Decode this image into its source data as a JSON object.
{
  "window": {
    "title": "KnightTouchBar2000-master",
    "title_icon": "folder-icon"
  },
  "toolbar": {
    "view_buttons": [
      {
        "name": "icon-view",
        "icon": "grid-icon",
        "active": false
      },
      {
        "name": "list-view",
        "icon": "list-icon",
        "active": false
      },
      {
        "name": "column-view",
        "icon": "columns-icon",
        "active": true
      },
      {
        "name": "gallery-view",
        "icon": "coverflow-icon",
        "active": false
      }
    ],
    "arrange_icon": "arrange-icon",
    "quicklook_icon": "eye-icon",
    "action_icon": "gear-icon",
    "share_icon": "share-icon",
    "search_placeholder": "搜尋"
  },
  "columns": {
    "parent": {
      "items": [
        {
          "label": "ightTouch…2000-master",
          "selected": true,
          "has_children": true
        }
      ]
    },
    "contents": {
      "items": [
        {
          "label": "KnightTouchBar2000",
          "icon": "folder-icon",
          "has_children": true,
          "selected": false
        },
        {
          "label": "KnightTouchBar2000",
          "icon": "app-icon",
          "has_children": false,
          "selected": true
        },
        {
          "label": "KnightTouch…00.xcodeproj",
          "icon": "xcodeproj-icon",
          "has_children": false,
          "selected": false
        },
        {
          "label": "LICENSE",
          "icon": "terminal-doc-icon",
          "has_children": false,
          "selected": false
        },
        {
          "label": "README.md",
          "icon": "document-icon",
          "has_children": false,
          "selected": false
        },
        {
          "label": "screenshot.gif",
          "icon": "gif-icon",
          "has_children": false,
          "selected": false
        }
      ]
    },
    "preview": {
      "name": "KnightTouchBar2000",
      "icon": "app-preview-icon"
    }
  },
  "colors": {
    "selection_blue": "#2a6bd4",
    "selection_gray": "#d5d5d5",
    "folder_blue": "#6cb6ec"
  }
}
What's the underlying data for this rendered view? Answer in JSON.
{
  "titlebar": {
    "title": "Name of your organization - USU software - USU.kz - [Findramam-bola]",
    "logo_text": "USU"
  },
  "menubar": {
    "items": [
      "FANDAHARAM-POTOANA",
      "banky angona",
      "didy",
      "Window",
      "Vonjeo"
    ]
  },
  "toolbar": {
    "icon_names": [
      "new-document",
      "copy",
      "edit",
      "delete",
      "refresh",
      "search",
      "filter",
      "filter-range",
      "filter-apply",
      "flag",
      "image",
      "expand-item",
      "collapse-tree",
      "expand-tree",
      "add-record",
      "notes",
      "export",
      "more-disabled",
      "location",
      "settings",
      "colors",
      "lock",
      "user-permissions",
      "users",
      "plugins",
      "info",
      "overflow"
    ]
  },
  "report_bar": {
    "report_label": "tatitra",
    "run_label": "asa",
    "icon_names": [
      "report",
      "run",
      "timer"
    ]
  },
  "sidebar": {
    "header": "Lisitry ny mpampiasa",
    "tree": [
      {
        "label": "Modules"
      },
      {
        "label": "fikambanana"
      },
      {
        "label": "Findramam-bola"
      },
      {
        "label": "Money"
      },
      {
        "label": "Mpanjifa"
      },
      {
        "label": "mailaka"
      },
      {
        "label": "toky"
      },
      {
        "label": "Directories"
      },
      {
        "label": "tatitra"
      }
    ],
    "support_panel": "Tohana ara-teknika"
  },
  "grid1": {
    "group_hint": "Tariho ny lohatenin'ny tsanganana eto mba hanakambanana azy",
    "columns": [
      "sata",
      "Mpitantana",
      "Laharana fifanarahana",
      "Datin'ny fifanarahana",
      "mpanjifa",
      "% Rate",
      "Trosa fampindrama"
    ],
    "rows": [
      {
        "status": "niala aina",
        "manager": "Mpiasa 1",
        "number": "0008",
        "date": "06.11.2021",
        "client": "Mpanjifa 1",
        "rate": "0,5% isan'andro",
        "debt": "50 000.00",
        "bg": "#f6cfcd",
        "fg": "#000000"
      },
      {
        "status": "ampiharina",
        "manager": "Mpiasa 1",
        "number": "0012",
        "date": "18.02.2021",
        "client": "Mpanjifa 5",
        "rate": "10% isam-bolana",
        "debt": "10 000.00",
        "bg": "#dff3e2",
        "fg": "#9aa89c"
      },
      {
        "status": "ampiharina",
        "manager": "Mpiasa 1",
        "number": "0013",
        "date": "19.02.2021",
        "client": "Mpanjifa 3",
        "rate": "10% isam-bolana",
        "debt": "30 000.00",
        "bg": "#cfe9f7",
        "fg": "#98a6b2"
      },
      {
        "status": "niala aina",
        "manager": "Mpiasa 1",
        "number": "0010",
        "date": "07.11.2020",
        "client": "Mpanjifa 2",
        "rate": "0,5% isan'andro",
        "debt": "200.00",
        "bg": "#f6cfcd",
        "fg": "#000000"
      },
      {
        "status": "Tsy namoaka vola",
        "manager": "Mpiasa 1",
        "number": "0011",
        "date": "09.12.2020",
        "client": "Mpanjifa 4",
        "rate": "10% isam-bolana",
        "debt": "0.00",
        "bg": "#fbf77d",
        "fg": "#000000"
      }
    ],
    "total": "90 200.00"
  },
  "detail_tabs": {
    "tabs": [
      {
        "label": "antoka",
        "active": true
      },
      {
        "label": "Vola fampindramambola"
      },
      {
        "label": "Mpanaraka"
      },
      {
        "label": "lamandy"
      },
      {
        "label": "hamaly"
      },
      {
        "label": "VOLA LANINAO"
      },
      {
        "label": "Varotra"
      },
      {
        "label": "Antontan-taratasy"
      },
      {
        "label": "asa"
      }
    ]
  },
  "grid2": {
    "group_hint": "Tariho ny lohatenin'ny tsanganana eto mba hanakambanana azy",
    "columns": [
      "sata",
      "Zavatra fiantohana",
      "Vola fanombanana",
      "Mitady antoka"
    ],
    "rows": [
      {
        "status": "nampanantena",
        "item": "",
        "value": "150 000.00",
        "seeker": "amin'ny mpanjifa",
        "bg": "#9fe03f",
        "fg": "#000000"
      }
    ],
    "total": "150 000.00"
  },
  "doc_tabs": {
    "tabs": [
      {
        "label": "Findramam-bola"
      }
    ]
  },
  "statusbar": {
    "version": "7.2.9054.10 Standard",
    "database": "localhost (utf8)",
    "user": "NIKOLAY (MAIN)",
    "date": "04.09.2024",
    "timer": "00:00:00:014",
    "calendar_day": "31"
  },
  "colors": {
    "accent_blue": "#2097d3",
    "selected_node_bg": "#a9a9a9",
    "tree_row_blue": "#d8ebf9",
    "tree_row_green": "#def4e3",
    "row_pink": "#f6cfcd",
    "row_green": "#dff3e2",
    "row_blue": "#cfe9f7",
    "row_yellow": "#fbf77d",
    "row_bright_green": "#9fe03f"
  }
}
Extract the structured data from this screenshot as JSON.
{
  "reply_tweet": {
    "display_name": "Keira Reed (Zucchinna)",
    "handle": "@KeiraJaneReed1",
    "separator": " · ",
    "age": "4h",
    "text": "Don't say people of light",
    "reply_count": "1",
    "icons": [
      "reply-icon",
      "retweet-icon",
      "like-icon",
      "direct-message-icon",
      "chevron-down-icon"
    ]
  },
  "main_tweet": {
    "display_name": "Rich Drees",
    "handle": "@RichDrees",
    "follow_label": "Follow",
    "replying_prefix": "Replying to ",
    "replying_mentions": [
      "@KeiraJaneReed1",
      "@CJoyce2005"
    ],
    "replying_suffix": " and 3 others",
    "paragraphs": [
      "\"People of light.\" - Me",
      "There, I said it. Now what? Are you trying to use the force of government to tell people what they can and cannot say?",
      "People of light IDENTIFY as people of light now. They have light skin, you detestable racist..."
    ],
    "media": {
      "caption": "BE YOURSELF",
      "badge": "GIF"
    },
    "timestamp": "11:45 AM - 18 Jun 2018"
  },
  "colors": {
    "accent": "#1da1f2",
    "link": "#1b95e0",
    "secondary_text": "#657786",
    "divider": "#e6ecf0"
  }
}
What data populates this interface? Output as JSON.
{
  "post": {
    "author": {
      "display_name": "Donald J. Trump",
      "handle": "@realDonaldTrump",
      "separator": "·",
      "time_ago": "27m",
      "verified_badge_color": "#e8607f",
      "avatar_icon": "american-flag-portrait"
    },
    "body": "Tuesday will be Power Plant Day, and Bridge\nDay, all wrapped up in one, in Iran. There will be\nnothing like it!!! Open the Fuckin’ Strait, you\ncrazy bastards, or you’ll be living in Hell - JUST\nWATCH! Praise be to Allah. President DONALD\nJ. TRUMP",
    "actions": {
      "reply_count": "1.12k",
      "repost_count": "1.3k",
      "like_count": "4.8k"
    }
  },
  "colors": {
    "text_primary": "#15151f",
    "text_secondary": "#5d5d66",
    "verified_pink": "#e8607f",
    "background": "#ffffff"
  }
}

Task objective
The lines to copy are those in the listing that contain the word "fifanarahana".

Exercise response
      "Laharana fifanarahana",
      "Datin'ny fifanarahana",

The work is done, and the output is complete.